What needs to be done: The material below must be restated exactly, line by line.

Extracted material:
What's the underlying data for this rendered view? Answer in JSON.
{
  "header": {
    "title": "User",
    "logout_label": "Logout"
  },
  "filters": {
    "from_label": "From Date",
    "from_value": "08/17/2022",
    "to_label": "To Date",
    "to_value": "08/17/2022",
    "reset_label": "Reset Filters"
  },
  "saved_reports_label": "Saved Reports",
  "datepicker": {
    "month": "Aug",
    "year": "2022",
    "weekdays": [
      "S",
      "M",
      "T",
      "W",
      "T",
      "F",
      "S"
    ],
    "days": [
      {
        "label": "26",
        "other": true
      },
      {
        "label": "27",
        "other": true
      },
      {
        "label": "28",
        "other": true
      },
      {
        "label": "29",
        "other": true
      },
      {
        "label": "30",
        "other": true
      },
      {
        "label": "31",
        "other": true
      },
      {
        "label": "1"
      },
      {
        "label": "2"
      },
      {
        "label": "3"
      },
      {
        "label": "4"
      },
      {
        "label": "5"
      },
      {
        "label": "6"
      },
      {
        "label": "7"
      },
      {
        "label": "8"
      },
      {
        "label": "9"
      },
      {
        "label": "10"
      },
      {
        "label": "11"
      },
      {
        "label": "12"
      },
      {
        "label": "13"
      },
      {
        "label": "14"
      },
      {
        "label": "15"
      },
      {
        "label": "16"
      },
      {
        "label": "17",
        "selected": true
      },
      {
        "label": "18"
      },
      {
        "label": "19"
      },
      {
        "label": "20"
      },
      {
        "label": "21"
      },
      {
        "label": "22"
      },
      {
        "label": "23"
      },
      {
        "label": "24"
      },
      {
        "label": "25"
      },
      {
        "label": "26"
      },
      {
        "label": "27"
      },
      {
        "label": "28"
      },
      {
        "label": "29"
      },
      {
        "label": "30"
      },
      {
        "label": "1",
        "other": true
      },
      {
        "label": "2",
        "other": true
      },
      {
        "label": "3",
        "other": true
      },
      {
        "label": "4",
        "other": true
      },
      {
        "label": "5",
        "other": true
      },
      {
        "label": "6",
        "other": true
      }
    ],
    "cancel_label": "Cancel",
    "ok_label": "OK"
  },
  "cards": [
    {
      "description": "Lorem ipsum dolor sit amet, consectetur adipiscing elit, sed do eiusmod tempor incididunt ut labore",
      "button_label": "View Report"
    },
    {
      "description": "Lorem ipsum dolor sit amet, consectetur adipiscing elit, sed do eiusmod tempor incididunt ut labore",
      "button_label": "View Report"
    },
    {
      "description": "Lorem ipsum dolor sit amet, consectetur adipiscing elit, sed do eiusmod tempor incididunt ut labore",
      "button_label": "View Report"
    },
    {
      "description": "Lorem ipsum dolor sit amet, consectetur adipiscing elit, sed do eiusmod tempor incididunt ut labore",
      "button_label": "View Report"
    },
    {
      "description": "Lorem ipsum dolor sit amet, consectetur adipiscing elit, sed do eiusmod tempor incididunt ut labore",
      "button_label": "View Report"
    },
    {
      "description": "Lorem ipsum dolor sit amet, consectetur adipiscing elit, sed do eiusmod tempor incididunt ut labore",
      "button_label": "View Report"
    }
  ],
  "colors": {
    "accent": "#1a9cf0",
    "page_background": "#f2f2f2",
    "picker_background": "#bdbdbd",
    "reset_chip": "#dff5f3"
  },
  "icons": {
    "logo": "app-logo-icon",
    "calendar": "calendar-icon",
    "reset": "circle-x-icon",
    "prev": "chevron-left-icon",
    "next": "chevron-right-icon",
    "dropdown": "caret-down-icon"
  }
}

Exercise answer:
What's the underlying data for this rendered view? Answer in JSON.
{
  "header": {
    "title": "User",
    "logout_label": "Logout"
  },
  "filters": {
    "from_label": "From Date",
    "from_value": "08/17/2022",
    "to_label": "To Date",
    "to_value": "08/17/2022",
    "reset_label": "Reset Filters"
  },
  "saved_reports_label": "Saved Reports",
  "datepicker": {
    "month": "Aug",
    "year": "2022",
    "weekdays": [
      "S",
      "M",
      "T",
      "W",
      "T",
      "F",
      "S"
    ],
    "days": [
      {
        "label": "26",
        "other": true
      },
      {
        "label": "27",
        "other": true
      },
      {
        "label": "28",
        "other": true
      },
      {
        "label": "29",
        "other": true
      },
      {
        "label": "30",
        "other": true
      },
      {
        "label": "31",
        "other": true
      },
      {
        "label": "1"
      },
      {
        "label": "2"
      },
      {
        "label": "3"
      },
      {
        "label": "4"
      },
      {
        "label": "5"
      },
      {
        "label": "6"
      },
      {
        "label": "7"
      },
      {
        "label": "8"
      },
      {
        "label": "9"
      },
      {
        "label": "10"
      },
      {
        "label": "11"
      },
      {
        "label": "12"
      },
      {
        "label": "13"
      },
      {
        "label": "14"
      },
      {
        "label": "15"
      },
      {
        "label": "16"
      },
      {
        "label": "17",
        "selected": true
      },
      {
        "label": "18"
      },
      {
        "label": "19"
      },
      {
        "label": "20"
      },
      {
        "label": "21"
      },
      {
        "label": "22"
      },
      {
        "label": "23"
      },
      {
        "label": "24"
      },
      {
        "label": "25"
      },
      {
        "label": "26"
      },
      {
        "label": "27"
      },
      {
        "label": "28"
      },
      {
        "label": "29"
      },
      {
        "label": "30"
      },
      {
        "label": "1",
        "other": true
      },
      {
        "label": "2",
        "other": true
      },
      {
        "label": "3",
        "other": true
      },
      {
        "label": "4",
        "other": true
      },
      {
        "label": "5",
        "other": true
      },
      {
        "label": "6",
        "other": true
      }
    ],
    "cancel_label": "Cancel",
    "ok_label": "OK"
  },
  "cards": [
    {
      "description": "Lorem ipsum dolor sit amet, consectetur adipiscing elit, sed do eiusmod tempor incididunt ut labore",
      "button_label": "View Report"
    },
    {
      "description": "Lorem ipsum dolor sit amet, consectetur adipiscing elit, sed do eiusmod tempor incididunt ut labore",
      "button_label": "View Report"
    },
    {
      "description": "Lorem ipsum dolor sit amet, consectetur adipiscing elit, sed do eiusmod tempor incididunt ut labore",
      "button_label": "View Report"
    },
    {
      "description": "Lorem ipsum dolor sit amet, consectetur adipiscing elit, sed do eiusmod tempor incididunt ut labore",
      "button_label": "View Report"
    },
    {
      "description": "Lorem ipsum dolor sit amet, consectetur adipiscing elit, sed do eiusmod tempor incididunt ut labore",
      "button_label": "View Report"
    },
    {
      "description": "Lorem ipsum dolor sit amet, consectetur adipiscing elit, sed do eiusmod tempor incididunt ut labore",
      "button_label": "View Report"
    }
  ],
  "colors": {
    "accent": "#1a9cf0",
    "page_background": "#f2f2f2",
    "picker_background": "#bdbdbd",
    "reset_chip": "#dff5f3"
  },
  "icons": {
    "logo": "app-logo-icon",
    "calendar": "calendar-icon",
    "reset": "circle-x-icon",
    "prev": "chevron-left-icon",
    "next": "chevron-right-icon",
    "dropdown": "caret-down-icon"
  }
}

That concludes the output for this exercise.